All the other IDGs are expected to go live in FY14
IFC Development Goals
The IFC Development Goals (IDGs) are corporate-level development goals which IFC began testing in 2011. They were inspired by the Millennium Development Goals as a way to better integrate IFC’s results measurement with strategy.
The IDGs are high-level targets for the incremental reach we aim to achieve through its investments and advisory services.
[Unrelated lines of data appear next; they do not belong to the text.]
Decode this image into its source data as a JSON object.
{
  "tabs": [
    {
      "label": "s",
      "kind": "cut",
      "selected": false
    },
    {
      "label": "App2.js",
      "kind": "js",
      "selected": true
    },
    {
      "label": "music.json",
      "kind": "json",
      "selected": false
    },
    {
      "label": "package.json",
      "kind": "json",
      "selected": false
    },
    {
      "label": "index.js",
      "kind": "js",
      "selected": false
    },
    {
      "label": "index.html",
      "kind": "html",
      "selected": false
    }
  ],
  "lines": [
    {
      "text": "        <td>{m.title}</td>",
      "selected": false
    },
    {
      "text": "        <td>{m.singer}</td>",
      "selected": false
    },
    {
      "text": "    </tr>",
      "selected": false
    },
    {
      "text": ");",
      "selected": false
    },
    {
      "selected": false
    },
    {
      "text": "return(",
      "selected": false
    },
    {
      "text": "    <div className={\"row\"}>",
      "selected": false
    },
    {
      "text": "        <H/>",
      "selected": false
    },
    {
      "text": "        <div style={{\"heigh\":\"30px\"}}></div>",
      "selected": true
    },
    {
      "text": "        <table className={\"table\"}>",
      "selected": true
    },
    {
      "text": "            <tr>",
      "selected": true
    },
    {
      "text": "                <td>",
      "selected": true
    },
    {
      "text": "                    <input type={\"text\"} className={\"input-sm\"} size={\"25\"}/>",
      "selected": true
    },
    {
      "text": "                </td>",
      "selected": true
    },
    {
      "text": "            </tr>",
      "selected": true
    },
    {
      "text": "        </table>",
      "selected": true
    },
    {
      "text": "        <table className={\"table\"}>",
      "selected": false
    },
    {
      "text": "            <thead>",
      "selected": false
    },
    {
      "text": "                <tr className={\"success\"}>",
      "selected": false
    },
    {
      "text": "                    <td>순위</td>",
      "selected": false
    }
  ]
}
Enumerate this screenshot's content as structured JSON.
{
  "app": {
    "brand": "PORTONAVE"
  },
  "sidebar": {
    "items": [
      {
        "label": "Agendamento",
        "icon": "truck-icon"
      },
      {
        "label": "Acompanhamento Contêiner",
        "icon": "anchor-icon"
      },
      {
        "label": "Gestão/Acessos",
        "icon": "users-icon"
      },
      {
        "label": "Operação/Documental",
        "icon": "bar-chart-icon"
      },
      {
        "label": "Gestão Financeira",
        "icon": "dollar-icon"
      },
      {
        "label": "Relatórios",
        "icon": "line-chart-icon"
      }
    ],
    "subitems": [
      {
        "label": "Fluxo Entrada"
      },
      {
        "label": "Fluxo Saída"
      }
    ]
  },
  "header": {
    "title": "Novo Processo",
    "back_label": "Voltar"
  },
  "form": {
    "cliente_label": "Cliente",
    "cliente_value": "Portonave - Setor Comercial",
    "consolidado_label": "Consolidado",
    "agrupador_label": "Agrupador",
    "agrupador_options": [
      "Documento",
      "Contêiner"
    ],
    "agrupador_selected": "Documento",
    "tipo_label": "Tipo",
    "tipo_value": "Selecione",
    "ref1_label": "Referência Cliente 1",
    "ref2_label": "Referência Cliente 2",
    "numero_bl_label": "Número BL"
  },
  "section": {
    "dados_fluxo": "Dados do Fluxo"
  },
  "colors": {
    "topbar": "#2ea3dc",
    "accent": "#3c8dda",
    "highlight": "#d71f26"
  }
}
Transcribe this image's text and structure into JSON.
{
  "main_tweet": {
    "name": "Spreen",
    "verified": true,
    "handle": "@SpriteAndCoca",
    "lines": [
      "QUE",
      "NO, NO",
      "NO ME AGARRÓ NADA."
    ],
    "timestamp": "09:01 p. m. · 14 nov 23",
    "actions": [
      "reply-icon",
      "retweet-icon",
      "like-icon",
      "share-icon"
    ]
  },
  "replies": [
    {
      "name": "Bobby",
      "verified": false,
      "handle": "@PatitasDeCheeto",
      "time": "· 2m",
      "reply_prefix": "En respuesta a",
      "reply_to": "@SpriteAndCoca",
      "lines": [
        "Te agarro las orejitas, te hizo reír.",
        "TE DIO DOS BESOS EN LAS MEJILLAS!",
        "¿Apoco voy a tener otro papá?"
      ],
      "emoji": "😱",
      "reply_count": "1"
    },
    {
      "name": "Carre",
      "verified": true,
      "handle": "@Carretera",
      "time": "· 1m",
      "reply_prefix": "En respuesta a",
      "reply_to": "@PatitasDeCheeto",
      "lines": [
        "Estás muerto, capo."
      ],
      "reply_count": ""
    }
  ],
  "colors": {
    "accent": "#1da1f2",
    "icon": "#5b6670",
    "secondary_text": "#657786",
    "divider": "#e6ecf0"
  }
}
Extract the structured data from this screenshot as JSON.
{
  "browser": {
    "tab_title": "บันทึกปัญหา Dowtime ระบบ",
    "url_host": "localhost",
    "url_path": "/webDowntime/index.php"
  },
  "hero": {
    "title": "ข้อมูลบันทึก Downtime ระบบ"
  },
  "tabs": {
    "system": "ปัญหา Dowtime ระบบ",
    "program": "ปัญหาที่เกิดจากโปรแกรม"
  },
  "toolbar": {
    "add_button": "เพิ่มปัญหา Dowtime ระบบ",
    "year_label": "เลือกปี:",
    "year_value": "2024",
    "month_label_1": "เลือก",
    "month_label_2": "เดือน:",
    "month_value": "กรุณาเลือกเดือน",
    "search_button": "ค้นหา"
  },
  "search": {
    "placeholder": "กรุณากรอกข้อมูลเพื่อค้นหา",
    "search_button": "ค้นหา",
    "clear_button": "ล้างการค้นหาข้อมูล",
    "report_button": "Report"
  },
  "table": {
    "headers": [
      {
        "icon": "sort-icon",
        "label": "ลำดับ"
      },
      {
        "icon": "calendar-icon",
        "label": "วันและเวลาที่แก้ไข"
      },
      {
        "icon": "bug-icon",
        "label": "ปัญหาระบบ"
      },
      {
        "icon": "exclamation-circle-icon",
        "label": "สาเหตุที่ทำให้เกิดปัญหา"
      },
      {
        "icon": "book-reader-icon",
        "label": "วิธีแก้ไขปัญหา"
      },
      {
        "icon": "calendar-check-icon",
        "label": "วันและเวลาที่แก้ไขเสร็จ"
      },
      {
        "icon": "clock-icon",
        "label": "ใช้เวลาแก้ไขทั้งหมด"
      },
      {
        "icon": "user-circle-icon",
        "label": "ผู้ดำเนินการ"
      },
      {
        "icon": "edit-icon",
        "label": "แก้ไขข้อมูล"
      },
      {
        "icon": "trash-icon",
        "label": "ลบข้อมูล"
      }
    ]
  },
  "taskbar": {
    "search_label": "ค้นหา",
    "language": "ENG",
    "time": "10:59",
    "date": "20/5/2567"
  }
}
IFC aims to use the IDGs to drive implementation of strategy and influence operational decision making, alongside volume targets.
IFC contributions are counted as expected results at the time projects are committed or signed, and IFC’s regular monitoring and evaluation system tracks the results materializing during project implementation.
IFC has been testing seven IDGs:
IDG1: Increase or improve sustainable farming opportunities;
IDG2: Improve health and education services;
IDG3a: Increase access to financial services for micro/individual clients;
IDG3b: Increase access to financial services for SME clients;
IDG4: Increase or improve infrastructure services;
IDG5: Contribute to economic growth (value added);
IDG6: Reduce greenhouse gas emissions
IDG7: Trade and Regulatory Services: Increase the number of firms that benefit from improved investment, trade, and regulatory services.
The IDGs were not intended to cover every project but to be useful as a strategic management tool, they were designed to cover a significant share of IFC’s business.
In FY 13, IFC moved two goals from testing to full implementation: IDG2: Health and Education and IDG3: Financial Services. IDGs 1, 4 and 6 are expected to go live in FY14.
We received positive feedback about the goals from external stakeholders at an outreach event in September 2011. Based on their recommendations, we made some changes to the goals and indicators. We also made modifications to reflect what we have learned after two years of testing. Discussions continue on how to account for other priority areas of IFC’s work—such as investment climate—without adding undue complexity.
To address concerns that the goals could create a skewed focus on projects with larger reach figures at the expense of projects in smaller countries with a more challenging business environment, we are testing a complementary approach that could be used to provide appropriate weighting to projects in smaller and poorer countries.